  • Hegelian: The classic Hegelian dialectic model of change is based on the interaction of opposing forces. Starting from a point of momentary stasis, Thesis countered by Antithesis first yields conflict, then it subsequently results in a new Synthesis.
  • Marxist: Marxism presents a dialectical and materialist concept of history; Humankind's history is a fundamental struggle between social classes.
  • Kuhnian: The philosopher of science, Thomas Kuhn argues in The Structure of Scientific Revolutions with respect to the Copernican Revolution that people are unlikely to jettison an unworkable paradigm, despite many indications that the paradigm is not functioning properly, until a better paradigm can be presented.
  • Heraclitan: The Greek philosopher Heraclitus used the metaphor of a river to speak of change thus, "On those stepping into rivers staying the same other and other waters flow" (DK22B12). What Heraclitus seems to be suggesting here, later interpretations notwithstanding, is that, in order for the river to remain the river, change must constantly be taking place. Thus one may think of the Heraclitan model as parallel to that of a living organism, which, in order to remain alive, must constantly be changing. A contemporary application of this approach is shown in the social change theory SEED-SCALE which builds off of the Complexity Theory subfield of Emergence.
  • Daoist: The Chinese philosophical work Dao De Jing, I.8 and II.78 uses the metaphor of water as the ideal agent of change. Water, although soft and yielding, will eventually wear away stone. Change in this model is to be natural, harmonious and steady, albeit imperceptible.
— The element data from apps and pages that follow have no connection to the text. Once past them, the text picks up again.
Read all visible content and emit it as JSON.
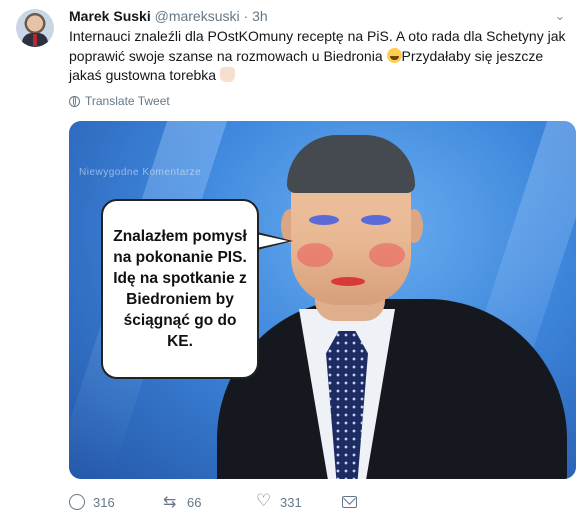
{
  "tweet": {
    "author_name": "Marek Suski",
    "handle": "@mareksuski",
    "separator": "·",
    "time": "3h",
    "text_main": "Internauci znaleźli dla POstKOmuny receptę na PiS. A oto rada dla Schetyny jak poprawić swoje szanse na rozmowach u Biedronia ",
    "text_after_emoji": "Przydałaby się jeszcze jakaś gustowna torebka ",
    "translate_label": "Translate Tweet",
    "icons": {
      "laugh_emoji": "face-with-tears-of-joy-icon",
      "hand_emoji": "ok-hand-icon",
      "globe": "globe-icon",
      "menu": "chevron-down-icon"
    }
  },
  "media": {
    "watermark": "Niewygodne Komentarze",
    "speech_bubble": "Znalazłem pomysł na pokonanie PIS. Idę na spotkanie z Biedroniem by ściągnąć go do KE."
  },
  "actions": {
    "reply_count": "316",
    "retweet_count": "66",
    "like_count": "331",
    "icons": [
      "reply-icon",
      "retweet-icon",
      "like-icon",
      "direct-message-icon"
    ]
  },
  "colors": {
    "text": "#14171a",
    "secondary": "#657786",
    "background": "#ffffff"
  }
}
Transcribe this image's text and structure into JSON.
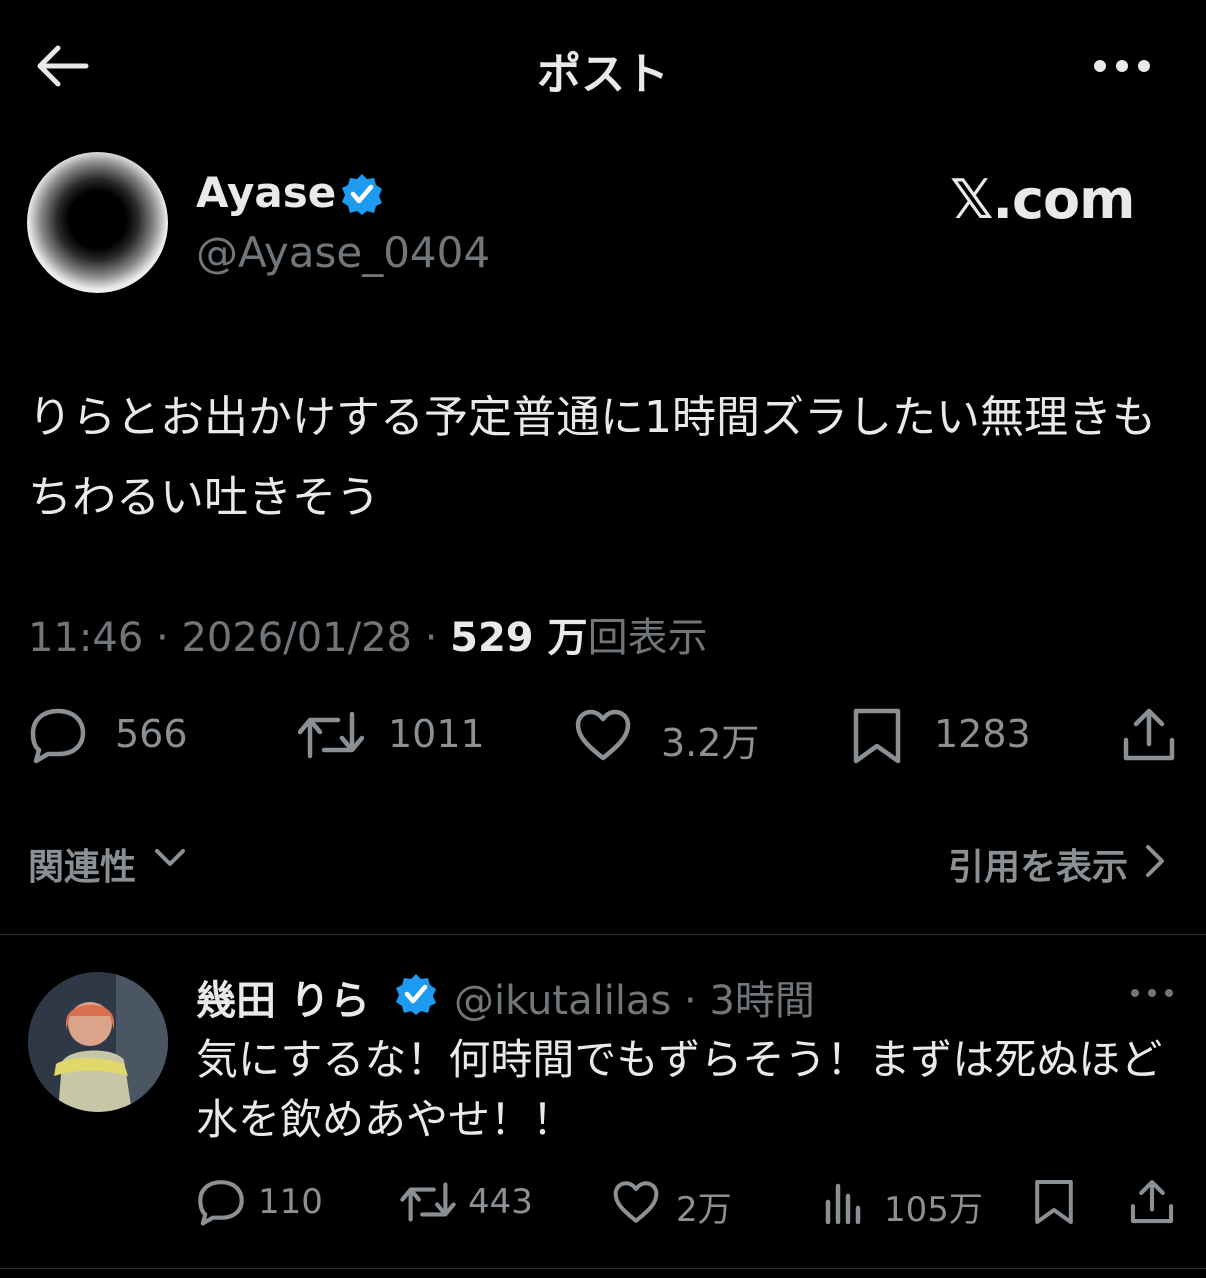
{
  "header": {
    "title": "ポスト",
    "back_icon": "arrow-left-icon",
    "more_icon": "more-horizontal-icon"
  },
  "post": {
    "author_name": "Ayase",
    "author_handle": "@Ayase_0404",
    "verified_color": "#1d9bf0",
    "watermark": "𝕏.com",
    "text": "りらとお出かけする予定普通に1時間ズラしたい無理きもちわるい吐きそう",
    "time": "11:46",
    "date": "2026/01/28",
    "views_number": "529 万",
    "views_label": "回表示",
    "separator": "·",
    "stats": {
      "replies": "566",
      "reposts": "1011",
      "likes": "3.2万",
      "bookmarks": "1283"
    }
  },
  "sort": {
    "label": "関連性",
    "quotes_label": "引用を表示"
  },
  "reply": {
    "author_name": "幾田 りら",
    "author_handle": "@ikutalilas",
    "time": "3時間",
    "text": "気にするな！何時間でもずらそう！まずは死ぬほど水を飲めあやせ！！",
    "stats": {
      "replies": "110",
      "reposts": "443",
      "likes": "2万",
      "views": "105万"
    }
  },
  "colors": {
    "background": "#000000",
    "text": "#e7e9ea",
    "secondary": "#71767b",
    "accent": "#1d9bf0"
  }
}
Some major current social changes[edit]

Global demographic shifts[edit]

One of the most obvious changes currently occurring is the change in the relative global population distribution between countries. In the recent decades, developing countries became a larger proportion of world population, increasing from 68% in 1950 to 82% in 2010, while population of the developed countries has declined from 32% of total world population in 1950 to 18% in 2010. China and India continue to be the largest countries, followed by the US as a distant third. However, population growth throughout the world is slowing. Population growth among developed countries has been slowing since the 1950s, and is now at 0.3% annual growth. Population growth among the less developed countries excluding the least developed has also been slowing, since 1960, and is now at 1.3% annual growth. Population growth among the least developed countries has not really slowed, and is the highest at 2.7% annual growth.[3]

Gendered patterns of work and care[edit]
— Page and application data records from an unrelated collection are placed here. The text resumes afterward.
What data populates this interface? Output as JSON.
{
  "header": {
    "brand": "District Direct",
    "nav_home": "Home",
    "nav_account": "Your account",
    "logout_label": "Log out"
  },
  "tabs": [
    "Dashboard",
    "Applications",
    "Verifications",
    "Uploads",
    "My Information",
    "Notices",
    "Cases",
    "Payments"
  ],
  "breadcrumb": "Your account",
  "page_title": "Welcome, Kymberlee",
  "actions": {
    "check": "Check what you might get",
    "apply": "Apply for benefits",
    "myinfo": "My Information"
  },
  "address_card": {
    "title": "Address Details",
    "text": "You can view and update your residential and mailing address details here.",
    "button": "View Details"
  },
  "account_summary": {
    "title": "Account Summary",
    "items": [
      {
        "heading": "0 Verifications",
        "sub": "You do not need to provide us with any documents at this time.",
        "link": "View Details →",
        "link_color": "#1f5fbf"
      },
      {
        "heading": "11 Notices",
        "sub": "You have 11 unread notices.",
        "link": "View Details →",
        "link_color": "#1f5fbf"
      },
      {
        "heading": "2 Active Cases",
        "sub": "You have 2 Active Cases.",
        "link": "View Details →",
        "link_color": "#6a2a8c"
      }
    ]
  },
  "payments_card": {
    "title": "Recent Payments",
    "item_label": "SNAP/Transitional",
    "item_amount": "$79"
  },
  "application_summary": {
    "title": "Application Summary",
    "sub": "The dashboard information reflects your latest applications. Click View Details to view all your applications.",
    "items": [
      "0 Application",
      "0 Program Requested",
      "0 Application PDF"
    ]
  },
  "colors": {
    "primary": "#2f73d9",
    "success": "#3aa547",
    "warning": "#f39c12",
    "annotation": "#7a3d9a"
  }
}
In much of the developed world, changes from gendered patterns of work and care to more gender equal patterns have been among the important social changes since the 20th century.[4]

See also[edit]
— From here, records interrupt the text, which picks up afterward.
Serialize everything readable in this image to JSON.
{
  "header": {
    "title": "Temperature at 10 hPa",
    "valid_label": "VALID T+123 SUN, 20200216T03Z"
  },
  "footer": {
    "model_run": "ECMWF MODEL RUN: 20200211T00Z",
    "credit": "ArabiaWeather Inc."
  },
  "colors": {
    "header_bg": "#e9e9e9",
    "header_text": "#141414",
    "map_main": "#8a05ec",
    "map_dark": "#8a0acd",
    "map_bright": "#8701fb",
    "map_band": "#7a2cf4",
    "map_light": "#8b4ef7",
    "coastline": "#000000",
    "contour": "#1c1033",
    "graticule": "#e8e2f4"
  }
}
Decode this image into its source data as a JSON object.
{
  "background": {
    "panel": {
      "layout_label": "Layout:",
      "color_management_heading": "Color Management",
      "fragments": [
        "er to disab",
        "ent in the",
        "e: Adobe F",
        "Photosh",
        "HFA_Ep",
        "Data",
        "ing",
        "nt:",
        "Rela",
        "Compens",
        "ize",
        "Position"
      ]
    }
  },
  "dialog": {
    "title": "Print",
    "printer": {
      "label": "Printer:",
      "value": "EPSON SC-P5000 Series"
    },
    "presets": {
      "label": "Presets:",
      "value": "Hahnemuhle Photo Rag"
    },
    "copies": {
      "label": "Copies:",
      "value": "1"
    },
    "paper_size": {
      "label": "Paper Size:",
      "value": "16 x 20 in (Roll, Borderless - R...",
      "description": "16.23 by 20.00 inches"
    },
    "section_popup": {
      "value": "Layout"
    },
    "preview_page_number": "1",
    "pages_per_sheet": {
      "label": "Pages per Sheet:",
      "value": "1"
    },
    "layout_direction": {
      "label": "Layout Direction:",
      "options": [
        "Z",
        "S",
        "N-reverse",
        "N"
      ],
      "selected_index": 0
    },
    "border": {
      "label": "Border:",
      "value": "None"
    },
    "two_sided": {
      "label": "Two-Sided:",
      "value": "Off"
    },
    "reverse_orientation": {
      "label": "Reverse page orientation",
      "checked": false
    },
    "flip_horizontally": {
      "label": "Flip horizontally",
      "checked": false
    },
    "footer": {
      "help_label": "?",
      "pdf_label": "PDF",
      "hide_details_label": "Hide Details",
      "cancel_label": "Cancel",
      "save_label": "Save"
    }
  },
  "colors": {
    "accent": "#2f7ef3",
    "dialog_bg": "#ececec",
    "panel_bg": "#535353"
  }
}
Notes[edit]

  1. ^ Gene Shackman, Ya-Lin Liu and George (Xun) Wang. "Why does a society develop the way it does?." 2002.
  2. ^ Haferkamp, Hans, and Neil J. Smelser, editors. "Social Change and Modernity." Berkeley: University of California Press, c1992 1991.
  3. ^ Shackman, Gene, Xun Wang and Ya-Lin Liu. 2011. "Brief review of world population trends - Population." Accessed May 2013.
  4. ^ Bjørnholt, M. (2014). "Changing men, changing times; fathers and sons from an experimental gender equality study" (PDF). The Sociological Review 62 (2): 295–315. doi:10.1111/1467-954X.12156. 

References[edit]

  • Eisenstadt, SN (1973). Tradition, Change, and Modernity. Krieger Publishing.
  • Giddens, A (2006). Sociology. Cambridge: Polity Press.
  • Haralambos, M and Holborn, M (2004). Sociology: Themes and Perspectives. London: HarperCollins.
  • Harper, CL (1993). Exploring Social Change. New Jersey: Engelwood Cliffs.

External links[edit]